A routine shakedown leads Frankfurt PI Kemal Kayankaya (One Death to Die, 1997, etc.) to a maze of slimy, violent crooks.
The Saudade Restaurant doesn’t do enough business for Romario, its owner, to pay a protection fee of 6,000 Deutschemarks per month. So after losing his thumb to a pair of tough guys who say they’re from the Army of Reason, Romario gets Kayankaya and his buddy Slibulsky—the ice-cream man whose résumé includes work as a bouncer and bodyguard—to protect him from the protectors. The result is a bloodbath that doesn’t end until the Saudade is reduced to ashes. And it doesn’t really end even then, because Kayankaya won’t let the case die. Convinced that Dr. Michael Ahrens, the soup king whose BMW was obligingly parked outside the restaurant, is behind the racket, he digs in his heels. So does Ahrens, and there’s a stalemate until Kayankaya, who’s already got one client whose dog he’s being paid to find, takes another, a teenaged refugee named Leila, who wants him to find her mother while Leila perfects her German by reading pornography. Despite the jocular mood, no story involving so many sordid felonies can end happily, and this one doesn’t.
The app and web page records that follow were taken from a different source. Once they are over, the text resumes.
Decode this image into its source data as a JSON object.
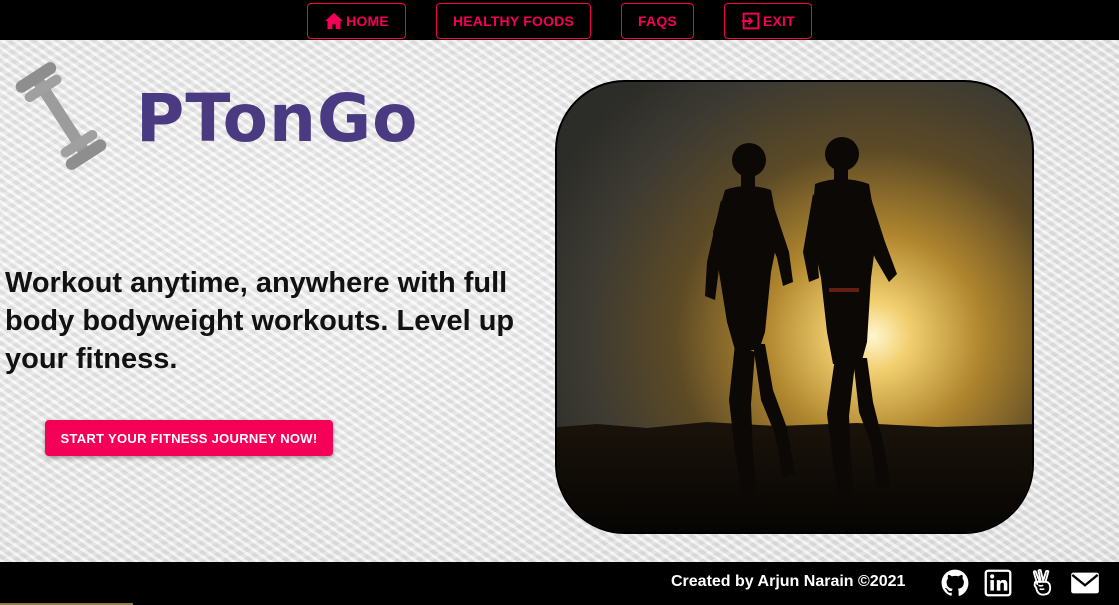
{
  "nav": {
    "home_label": "HOME",
    "healthy_foods_label": "HEALTHY FOODS",
    "faqs_label": "FAQS",
    "exit_label": "EXIT"
  },
  "hero": {
    "brand": "PTonGo",
    "tagline": "Workout anytime, anywhere with full body bodyweight workouts. Level up your fitness.",
    "cta_label": "START YOUR FITNESS JOURNEY NOW!"
  },
  "footer": {
    "credit": "Created by Arjun Narain ©2021",
    "links": [
      "github-icon",
      "linkedin-icon",
      "angellist-icon",
      "email-icon"
    ]
  },
  "colors": {
    "accent": "#f50057",
    "brand": "#4a3a82",
    "bar": "#000000"
  }
}
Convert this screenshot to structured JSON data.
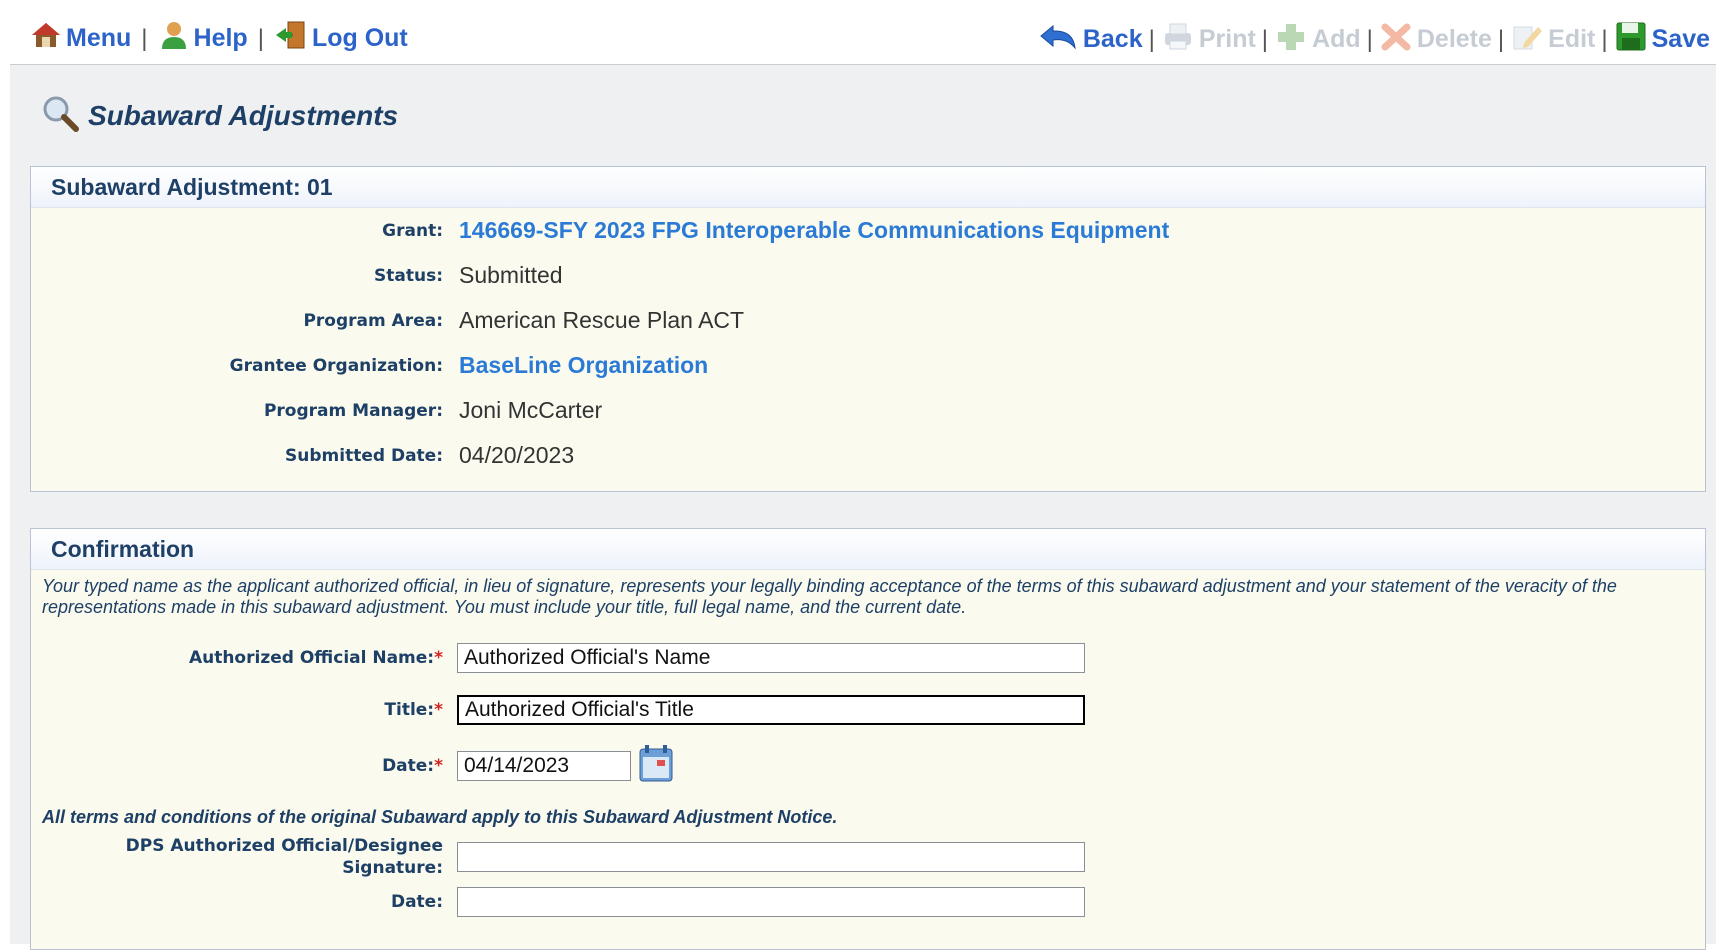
{
  "toolbar": {
    "left": [
      {
        "label": "Menu",
        "icon": "home-icon"
      },
      {
        "label": "Help",
        "icon": "user-help-icon"
      },
      {
        "label": "Log Out",
        "icon": "logout-door-icon"
      }
    ],
    "right": [
      {
        "label": "Back",
        "icon": "back-arrow-icon",
        "enabled": true
      },
      {
        "label": "Print",
        "icon": "print-icon",
        "enabled": false
      },
      {
        "label": "Add",
        "icon": "add-plus-icon",
        "enabled": false
      },
      {
        "label": "Delete",
        "icon": "delete-x-icon",
        "enabled": false
      },
      {
        "label": "Edit",
        "icon": "edit-pencil-icon",
        "enabled": false
      },
      {
        "label": "Save",
        "icon": "save-disk-icon",
        "enabled": true
      }
    ],
    "separator": "|"
  },
  "page": {
    "title": "Subaward Adjustments",
    "title_icon": "magnifier-icon"
  },
  "summary": {
    "heading": "Subaward Adjustment: 01",
    "fields": [
      {
        "label": "Grant:",
        "value": "146669-SFY 2023 FPG Interoperable Communications Equipment",
        "link": true
      },
      {
        "label": "Status:",
        "value": "Submitted",
        "link": false
      },
      {
        "label": "Program Area:",
        "value": "American Rescue Plan ACT",
        "link": false
      },
      {
        "label": "Grantee Organization:",
        "value": "BaseLine Organization",
        "link": true
      },
      {
        "label": "Program Manager:",
        "value": "Joni McCarter",
        "link": false
      },
      {
        "label": "Submitted Date:",
        "value": "04/20/2023",
        "link": false
      }
    ]
  },
  "confirmation": {
    "heading": "Confirmation",
    "notice": "Your typed name as the applicant authorized official, in lieu of signature, represents your legally binding acceptance of the terms of this subaward adjustment and your statement of the veracity of the representations made in this subaward adjustment. You must include your title, full legal name, and the current date.",
    "required_mark": "*",
    "official_name": {
      "label": "Authorized Official Name:",
      "value": "Authorized Official's Name"
    },
    "title": {
      "label": "Title:",
      "value": "Authorized Official's Title"
    },
    "date": {
      "label": "Date:",
      "value": "04/14/2023"
    },
    "terms_note": "All terms and conditions of the original Subaward apply to this Subaward Adjustment Notice.",
    "dps_signature": {
      "label_line1": "DPS Authorized Official/Designee",
      "label_line2": "Signature:",
      "value": ""
    },
    "dps_date": {
      "label": "Date:",
      "value": ""
    }
  },
  "colors": {
    "link": "#2b7bd6",
    "toolbar_link": "#2b63c9",
    "label": "#1e3f66",
    "panel_bg": "#fafbee",
    "page_bg": "#eef0f2",
    "required": "#d32020",
    "disabled": "#c6ccd4"
  }
}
The plot is full of holes and awkward shifts as Kayankaya hurtles from one nest of vipers to the next. But even apart from the obligatory anti-Turkish episode, the unsavory atmosphere is inimitable.